## ASSIGNMENT
Can you pull out each line of the data below that includes the word "this"?

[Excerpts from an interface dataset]
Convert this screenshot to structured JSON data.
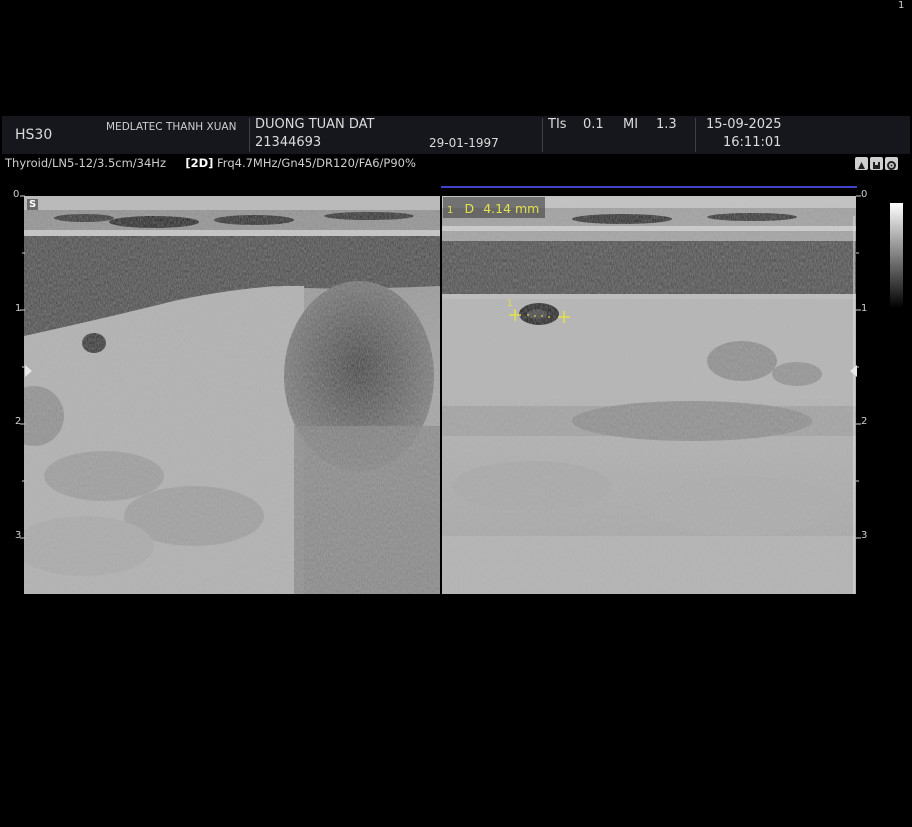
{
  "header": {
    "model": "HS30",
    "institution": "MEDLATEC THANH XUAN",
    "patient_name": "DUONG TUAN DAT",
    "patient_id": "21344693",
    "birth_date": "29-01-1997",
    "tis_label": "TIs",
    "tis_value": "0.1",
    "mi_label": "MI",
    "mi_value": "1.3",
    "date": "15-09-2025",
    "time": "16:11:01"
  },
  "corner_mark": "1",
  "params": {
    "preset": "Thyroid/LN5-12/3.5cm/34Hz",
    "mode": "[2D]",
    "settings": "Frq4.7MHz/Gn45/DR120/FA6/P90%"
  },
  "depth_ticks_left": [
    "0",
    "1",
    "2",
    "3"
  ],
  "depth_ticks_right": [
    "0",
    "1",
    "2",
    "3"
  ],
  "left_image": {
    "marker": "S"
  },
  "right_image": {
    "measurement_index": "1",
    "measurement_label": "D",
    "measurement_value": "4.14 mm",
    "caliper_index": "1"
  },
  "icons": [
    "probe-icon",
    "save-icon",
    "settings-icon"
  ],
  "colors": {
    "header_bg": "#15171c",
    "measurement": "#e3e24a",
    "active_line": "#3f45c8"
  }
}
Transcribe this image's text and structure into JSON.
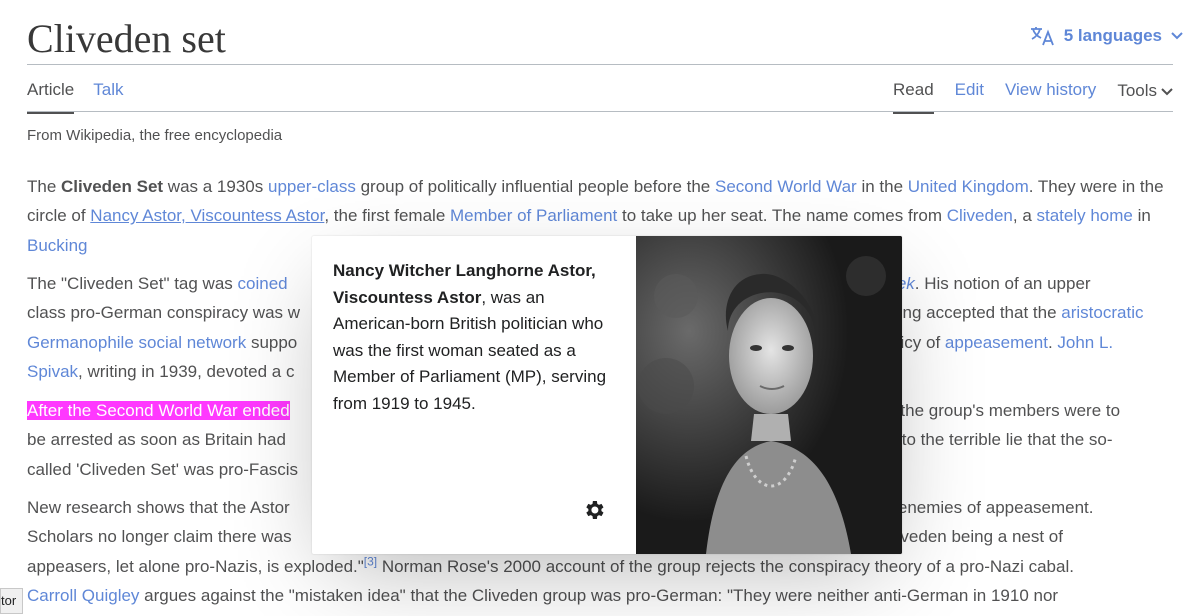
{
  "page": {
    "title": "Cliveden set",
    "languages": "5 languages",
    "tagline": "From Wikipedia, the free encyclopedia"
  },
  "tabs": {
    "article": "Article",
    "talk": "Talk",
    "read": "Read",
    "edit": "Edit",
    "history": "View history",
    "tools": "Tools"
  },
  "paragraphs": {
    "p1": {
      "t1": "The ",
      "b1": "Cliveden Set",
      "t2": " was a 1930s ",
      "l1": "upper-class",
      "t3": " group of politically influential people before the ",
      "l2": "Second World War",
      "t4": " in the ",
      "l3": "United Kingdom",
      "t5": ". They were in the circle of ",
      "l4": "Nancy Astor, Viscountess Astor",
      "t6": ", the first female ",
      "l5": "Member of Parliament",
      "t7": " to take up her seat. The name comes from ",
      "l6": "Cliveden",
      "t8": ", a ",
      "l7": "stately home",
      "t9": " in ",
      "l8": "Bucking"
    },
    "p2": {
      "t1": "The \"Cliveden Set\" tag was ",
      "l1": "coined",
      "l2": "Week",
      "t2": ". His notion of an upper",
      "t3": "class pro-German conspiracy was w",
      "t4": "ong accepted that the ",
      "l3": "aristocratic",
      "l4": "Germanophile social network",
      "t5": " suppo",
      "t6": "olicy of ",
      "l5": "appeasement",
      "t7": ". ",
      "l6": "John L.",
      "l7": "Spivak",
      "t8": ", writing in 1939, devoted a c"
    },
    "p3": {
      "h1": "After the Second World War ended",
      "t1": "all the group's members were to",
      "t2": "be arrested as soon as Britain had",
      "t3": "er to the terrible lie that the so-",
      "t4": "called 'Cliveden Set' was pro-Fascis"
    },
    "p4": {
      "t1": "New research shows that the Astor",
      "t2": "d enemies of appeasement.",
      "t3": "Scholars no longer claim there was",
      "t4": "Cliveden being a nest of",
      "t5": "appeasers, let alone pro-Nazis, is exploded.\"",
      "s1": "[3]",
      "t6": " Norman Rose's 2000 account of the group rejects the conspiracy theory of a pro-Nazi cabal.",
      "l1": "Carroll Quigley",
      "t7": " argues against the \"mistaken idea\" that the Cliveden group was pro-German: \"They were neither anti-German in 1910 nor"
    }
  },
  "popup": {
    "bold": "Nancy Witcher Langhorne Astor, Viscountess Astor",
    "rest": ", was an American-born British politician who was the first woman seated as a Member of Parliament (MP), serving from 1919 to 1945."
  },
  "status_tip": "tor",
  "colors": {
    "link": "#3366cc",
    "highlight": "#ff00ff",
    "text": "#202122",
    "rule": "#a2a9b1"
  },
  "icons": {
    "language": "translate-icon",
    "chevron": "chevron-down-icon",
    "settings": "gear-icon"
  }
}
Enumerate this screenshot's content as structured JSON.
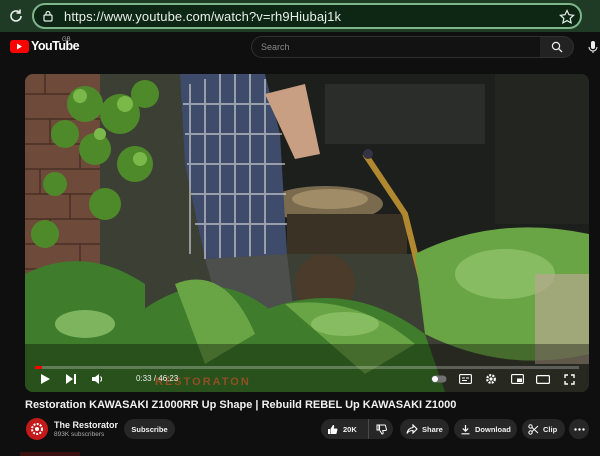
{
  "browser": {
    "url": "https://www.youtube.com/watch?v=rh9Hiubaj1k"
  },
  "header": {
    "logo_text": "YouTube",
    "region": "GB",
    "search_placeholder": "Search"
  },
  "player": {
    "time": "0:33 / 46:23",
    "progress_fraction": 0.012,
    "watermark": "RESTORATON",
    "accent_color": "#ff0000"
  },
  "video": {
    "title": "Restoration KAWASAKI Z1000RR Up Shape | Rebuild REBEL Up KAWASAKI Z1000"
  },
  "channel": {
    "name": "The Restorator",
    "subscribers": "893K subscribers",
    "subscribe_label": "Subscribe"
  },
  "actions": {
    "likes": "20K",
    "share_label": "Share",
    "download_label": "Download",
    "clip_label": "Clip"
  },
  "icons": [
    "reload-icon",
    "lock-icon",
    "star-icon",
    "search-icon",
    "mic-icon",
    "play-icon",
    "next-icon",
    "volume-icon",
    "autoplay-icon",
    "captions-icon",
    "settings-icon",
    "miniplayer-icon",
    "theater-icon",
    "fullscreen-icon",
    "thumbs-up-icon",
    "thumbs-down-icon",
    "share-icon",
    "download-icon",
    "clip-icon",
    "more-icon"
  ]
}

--

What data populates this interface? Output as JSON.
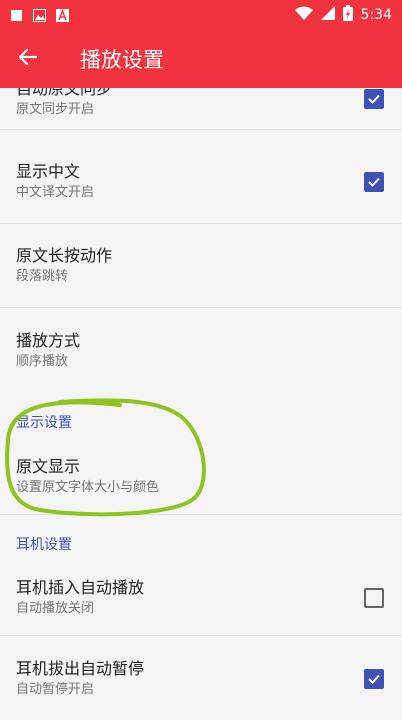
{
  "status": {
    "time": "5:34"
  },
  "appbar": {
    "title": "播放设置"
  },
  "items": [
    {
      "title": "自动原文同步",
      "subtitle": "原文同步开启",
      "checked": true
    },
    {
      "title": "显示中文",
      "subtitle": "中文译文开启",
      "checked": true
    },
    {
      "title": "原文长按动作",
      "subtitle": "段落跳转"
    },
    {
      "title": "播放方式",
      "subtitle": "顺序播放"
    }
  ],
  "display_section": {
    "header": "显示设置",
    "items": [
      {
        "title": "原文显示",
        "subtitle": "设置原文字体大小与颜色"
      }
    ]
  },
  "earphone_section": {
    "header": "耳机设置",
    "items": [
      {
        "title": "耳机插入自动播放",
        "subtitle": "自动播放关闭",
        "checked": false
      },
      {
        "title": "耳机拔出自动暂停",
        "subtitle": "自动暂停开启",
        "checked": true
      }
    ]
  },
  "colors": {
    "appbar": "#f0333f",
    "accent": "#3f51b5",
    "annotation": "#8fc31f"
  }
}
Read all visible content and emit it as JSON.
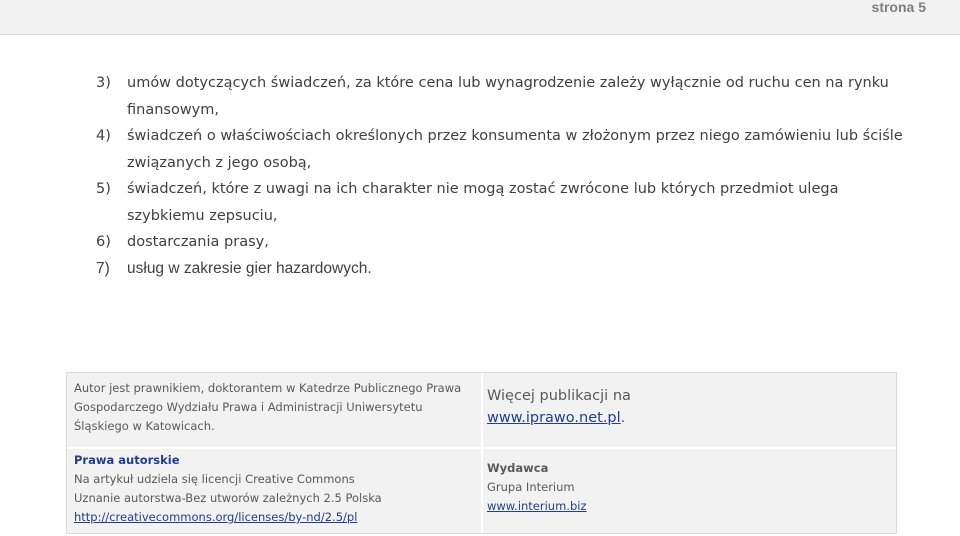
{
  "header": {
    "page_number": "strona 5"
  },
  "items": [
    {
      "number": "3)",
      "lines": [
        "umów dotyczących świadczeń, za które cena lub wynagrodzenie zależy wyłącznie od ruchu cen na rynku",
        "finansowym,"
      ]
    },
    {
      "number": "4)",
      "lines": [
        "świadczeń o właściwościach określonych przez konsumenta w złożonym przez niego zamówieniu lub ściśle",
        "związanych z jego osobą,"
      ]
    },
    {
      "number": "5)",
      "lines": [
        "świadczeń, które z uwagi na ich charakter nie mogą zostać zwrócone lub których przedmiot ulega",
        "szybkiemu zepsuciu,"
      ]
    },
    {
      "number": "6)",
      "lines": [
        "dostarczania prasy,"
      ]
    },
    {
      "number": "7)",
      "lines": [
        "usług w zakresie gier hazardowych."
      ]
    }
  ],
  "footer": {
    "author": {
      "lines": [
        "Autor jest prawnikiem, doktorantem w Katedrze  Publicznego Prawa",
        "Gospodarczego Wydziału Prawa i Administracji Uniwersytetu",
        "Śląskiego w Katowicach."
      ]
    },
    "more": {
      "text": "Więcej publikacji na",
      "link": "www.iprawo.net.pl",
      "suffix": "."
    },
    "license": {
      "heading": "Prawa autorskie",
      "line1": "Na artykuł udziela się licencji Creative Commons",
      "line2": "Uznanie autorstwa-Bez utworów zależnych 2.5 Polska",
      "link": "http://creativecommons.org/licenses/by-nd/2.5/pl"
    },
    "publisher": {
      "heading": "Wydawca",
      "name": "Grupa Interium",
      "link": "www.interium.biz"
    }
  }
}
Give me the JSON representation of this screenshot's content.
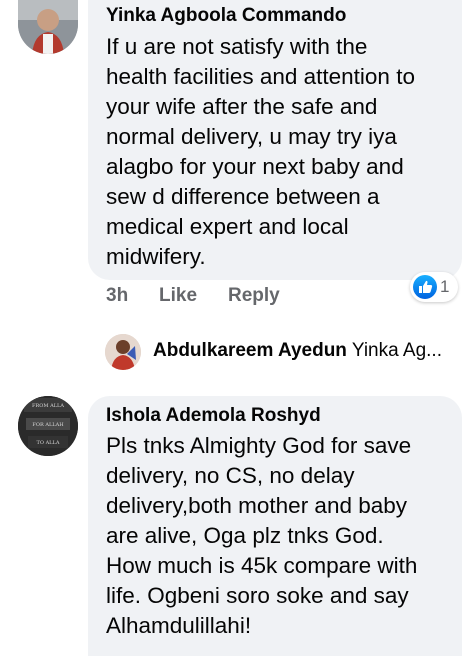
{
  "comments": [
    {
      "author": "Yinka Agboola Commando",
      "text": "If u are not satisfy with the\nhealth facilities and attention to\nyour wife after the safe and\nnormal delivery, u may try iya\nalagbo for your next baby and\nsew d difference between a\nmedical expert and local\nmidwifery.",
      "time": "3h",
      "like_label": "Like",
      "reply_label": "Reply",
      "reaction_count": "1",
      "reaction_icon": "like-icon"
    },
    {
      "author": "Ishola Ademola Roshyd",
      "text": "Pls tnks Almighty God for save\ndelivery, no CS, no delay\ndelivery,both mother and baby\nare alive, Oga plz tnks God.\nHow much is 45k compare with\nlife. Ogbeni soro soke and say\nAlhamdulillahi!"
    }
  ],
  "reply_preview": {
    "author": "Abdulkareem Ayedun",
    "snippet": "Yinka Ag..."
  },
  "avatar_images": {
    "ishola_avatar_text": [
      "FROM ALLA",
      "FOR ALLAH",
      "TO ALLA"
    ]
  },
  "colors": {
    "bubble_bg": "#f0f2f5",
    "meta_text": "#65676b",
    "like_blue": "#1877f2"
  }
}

## OUTPUT OF THE EXERCISE
Convert this screenshot to structured JSON data.
Transcribe this image's text and structure into JSON.
Enumerate this screenshot's content as structured JSON.
What data populates this interface? Output as JSON.
Give me the JSON representation of this screenshot's content.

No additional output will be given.